To support the safety of vulnerable road users, promote the health of our residents, and aid economic resiliency, BikeSD would like the City of San Diego to restrict vehicular traffic on selected streets to allow people to bike, walk and run safely on those streets. With fewer people driving to work, and others avoiding the cost of gasoline purchases, our streets are less crowded than normal, creating an opportunity to temporarily repurpose street space. By rapidly expanding our bicycle infrastructure we can provide/promote:
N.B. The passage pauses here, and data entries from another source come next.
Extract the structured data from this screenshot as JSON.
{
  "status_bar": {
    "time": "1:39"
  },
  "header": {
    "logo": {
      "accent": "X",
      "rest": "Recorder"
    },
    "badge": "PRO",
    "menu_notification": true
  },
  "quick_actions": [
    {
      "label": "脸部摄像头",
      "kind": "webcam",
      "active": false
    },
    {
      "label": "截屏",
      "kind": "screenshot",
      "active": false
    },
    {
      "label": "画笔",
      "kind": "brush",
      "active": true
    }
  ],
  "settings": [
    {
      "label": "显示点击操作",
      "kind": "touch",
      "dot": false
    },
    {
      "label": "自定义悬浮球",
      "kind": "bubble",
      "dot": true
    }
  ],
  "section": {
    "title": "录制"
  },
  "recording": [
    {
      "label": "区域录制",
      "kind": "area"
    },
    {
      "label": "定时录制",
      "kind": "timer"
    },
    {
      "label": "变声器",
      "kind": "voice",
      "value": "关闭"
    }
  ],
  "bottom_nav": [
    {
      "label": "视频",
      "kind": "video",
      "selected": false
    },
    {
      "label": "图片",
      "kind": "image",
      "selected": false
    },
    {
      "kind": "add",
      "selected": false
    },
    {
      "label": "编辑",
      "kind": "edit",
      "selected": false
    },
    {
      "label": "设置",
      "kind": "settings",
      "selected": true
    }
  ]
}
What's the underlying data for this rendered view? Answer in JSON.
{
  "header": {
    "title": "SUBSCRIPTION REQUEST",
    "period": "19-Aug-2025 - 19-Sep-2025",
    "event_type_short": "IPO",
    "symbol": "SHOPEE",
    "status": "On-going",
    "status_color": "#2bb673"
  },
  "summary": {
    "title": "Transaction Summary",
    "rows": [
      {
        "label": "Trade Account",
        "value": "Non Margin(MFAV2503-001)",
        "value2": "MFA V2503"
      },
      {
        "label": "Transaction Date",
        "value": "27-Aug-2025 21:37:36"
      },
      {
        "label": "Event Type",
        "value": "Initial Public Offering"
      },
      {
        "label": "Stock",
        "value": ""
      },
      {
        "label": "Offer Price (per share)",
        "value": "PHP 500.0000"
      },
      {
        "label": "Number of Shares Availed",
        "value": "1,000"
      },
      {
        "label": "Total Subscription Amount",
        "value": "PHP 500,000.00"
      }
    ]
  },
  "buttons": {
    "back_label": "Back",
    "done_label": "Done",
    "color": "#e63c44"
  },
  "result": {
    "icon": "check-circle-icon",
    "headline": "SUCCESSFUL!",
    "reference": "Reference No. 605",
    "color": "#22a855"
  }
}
  1. A safe way for people to move about the city while maintaining proper distancing.
  2. An affordable means to access essential services for those most impacted by acute loss of income in the near to intermediate future
  3. Outdoor exercise to balance the physical and mental effects of sheltering in place.

 

New York City, Minneapolis, Denver, & Philadelphia, exemplify quick rollouts for bicycle and pedestrian infrastructure in adaptation to the COVID19 emergency (see here for larger discussion). We have the advantage of favorable geography, climate, and many existing streets with wide lanes with which to work towards a similar goal. With a decrease in vehicular traffic, traffic speeds are up, as noted in Los Angeles, and in San Diego, where the CHP reports freeway collisions now disproportionately require ambulance responses. At a time when our hospitals and emergency medicine responses are stretched thin, we can take proactive measures to reduce the likelihood of serious traffic injuries requiring those same scarce resources. New York experienced a 43% incident increase in bicycle collisions during the pandemic, while overall traffic collisions are down 33% relative to this time last year – motivating their emergency roll out of bike infrastructure.

 

Poorer neighborhoods are historically underserved by bicycle infrastructure, while often the most in need of affordable/free transportation in times of crisis. As our economy shifts for the uncertain, and MTS reduces its service due to lower ridership, bicycling becomes a more appealing economic imperative. For example, during the Great Recession, bicycle commuting in NYC shot up 26%. Conservative estimates of savings from foregoing a car and travelling by bike are 4,000-10,000 per year which is larger than the proposed $1,200 check being sent out to families. This savings is then spent in communities which will help stimulate local businesses.

 

Much of this could be accomplished by:

  1. Designating additional bicycle and pedestrian space for all SANDAG EAP projects (including Pac Hwy)
  2. Designating additional bicycle and pedestrian space for the entire network for the downtown mobility plan.
  3. The creation of a mechanism for communities to request opening additional streets to pedestrians/bicyclists so as to increase inclusivity of these measures.

 

We support the community, residents, and leadership to overcome the disruption that COVID19 is causing, and adapt to the changing needs. This is a critical moment where we can adopt a healthier, cleaner, and safer environment. We know you understand the joys of riding a bike and we want to support your team to create streets for people. We believe this will help SD residents adapt and build resiliency in our ever changing world.

 

Sinceramente,
BikeSD
3900 Cleveland Ave #205
San Diego CA 92103
talk@bikesd.org